# Excerpted data
————————

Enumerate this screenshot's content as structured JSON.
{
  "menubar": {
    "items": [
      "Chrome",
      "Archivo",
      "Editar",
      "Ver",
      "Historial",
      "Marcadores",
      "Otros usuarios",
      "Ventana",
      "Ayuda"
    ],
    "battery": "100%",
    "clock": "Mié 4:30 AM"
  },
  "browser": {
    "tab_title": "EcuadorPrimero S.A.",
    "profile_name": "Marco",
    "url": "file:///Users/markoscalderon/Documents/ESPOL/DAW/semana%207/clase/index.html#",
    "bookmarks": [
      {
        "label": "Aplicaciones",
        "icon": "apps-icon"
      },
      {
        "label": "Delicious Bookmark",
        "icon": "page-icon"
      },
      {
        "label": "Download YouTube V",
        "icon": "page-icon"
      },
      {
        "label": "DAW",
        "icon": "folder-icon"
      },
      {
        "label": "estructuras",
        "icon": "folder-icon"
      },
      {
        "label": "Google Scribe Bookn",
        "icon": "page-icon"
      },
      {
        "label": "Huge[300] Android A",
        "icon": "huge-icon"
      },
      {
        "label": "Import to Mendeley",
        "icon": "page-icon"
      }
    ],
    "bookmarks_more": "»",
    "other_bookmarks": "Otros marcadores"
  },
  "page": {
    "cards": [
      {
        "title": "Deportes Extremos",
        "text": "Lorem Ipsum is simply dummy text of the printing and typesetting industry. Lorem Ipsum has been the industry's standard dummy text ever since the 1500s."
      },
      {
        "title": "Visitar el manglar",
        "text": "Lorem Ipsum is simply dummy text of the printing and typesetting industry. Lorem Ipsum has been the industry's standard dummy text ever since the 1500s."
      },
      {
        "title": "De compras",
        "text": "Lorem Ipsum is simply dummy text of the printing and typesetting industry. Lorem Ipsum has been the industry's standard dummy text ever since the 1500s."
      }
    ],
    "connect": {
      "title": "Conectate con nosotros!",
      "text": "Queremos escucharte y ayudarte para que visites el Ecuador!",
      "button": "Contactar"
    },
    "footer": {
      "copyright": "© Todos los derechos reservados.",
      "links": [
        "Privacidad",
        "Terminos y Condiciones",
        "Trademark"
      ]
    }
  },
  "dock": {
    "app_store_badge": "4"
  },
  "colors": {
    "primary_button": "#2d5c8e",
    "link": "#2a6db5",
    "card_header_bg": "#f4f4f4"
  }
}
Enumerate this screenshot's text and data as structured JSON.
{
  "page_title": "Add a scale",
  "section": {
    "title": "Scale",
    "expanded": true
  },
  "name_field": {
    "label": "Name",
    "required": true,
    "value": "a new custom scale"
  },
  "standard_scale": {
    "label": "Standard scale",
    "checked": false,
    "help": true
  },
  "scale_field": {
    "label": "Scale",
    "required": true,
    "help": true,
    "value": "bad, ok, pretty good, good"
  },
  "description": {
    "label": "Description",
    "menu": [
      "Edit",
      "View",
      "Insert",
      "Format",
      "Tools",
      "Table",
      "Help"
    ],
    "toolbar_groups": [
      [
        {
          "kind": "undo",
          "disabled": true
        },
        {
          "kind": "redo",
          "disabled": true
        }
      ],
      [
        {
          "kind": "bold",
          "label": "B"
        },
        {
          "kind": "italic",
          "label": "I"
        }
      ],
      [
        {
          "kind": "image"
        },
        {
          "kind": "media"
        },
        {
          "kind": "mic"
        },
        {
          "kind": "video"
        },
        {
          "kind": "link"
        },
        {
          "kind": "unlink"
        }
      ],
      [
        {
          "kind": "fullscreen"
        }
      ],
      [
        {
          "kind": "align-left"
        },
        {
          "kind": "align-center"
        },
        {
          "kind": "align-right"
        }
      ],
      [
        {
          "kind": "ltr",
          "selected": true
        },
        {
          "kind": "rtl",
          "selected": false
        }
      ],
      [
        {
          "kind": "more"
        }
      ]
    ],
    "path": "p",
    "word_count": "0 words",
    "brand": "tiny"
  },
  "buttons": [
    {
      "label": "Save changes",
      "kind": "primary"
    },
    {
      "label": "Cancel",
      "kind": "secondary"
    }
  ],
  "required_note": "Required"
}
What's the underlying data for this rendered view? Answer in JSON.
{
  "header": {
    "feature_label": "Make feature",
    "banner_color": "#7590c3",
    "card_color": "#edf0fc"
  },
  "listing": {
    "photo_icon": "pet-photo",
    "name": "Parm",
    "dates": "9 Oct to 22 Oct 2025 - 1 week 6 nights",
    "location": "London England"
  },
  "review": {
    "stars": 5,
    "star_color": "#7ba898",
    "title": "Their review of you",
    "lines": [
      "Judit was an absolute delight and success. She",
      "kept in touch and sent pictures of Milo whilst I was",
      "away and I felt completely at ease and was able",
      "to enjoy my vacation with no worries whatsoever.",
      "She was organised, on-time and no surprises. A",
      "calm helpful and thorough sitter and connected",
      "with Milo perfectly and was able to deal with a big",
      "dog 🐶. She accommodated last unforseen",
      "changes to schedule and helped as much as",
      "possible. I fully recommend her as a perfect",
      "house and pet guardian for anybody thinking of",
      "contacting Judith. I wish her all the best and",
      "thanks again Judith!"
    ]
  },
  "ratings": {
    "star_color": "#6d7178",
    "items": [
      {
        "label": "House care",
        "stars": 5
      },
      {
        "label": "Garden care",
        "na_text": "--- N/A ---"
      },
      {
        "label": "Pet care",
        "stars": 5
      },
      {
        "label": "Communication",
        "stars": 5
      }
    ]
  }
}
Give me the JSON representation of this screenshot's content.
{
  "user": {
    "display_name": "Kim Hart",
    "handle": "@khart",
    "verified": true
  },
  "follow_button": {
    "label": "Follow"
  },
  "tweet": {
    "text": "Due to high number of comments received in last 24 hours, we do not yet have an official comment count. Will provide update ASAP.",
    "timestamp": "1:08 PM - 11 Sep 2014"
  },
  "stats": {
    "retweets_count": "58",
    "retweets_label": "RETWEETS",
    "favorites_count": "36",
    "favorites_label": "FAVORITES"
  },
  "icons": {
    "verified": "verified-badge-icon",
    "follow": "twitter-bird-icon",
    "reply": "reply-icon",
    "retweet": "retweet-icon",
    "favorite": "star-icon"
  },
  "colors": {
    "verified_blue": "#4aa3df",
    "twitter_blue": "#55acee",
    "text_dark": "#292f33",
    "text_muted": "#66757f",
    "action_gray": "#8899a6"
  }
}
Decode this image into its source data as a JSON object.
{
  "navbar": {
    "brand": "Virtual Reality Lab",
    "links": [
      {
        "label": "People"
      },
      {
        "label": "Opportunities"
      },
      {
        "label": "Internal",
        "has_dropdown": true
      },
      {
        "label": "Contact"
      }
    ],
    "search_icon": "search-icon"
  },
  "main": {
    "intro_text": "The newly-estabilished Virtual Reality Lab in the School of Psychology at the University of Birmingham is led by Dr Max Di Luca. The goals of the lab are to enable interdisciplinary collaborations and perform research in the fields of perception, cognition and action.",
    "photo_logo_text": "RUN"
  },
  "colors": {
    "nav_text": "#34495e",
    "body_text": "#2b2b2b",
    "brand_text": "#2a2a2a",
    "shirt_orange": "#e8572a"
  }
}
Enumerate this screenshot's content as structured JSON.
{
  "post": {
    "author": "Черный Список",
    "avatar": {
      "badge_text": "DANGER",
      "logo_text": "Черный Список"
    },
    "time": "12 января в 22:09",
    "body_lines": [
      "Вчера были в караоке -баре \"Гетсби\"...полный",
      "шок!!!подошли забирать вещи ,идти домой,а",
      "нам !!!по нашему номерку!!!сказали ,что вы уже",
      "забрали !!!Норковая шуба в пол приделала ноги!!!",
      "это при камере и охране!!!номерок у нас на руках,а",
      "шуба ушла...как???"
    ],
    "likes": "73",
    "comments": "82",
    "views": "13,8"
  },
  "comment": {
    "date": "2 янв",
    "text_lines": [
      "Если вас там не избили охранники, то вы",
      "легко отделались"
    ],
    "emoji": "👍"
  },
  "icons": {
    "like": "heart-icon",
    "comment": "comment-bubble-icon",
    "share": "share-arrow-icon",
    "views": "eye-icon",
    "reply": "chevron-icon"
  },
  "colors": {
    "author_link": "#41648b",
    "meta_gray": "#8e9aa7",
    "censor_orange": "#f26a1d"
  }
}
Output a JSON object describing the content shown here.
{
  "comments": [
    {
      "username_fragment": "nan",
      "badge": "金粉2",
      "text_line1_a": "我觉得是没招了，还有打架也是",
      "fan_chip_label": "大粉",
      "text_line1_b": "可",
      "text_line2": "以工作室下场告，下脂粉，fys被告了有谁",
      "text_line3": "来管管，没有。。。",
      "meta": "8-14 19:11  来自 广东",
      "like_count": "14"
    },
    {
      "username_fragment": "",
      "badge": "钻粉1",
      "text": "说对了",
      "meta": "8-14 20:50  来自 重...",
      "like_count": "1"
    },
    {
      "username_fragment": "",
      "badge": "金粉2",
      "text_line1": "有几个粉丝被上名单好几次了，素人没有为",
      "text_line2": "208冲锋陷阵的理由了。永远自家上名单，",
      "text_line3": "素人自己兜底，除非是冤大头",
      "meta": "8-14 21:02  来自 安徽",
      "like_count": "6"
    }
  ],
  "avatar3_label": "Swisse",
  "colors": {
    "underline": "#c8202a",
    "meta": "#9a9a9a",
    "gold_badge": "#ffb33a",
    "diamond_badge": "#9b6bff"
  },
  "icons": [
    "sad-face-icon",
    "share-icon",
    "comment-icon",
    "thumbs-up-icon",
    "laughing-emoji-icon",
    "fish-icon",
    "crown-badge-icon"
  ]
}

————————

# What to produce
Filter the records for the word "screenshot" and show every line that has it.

# Result
Enumerate this screenshot's content as structured JSON.
Enumerate this screenshot's text and data as structured JSON.
Give me the JSON representation of this screenshot's content.
Enumerate this screenshot's content as structured JSON.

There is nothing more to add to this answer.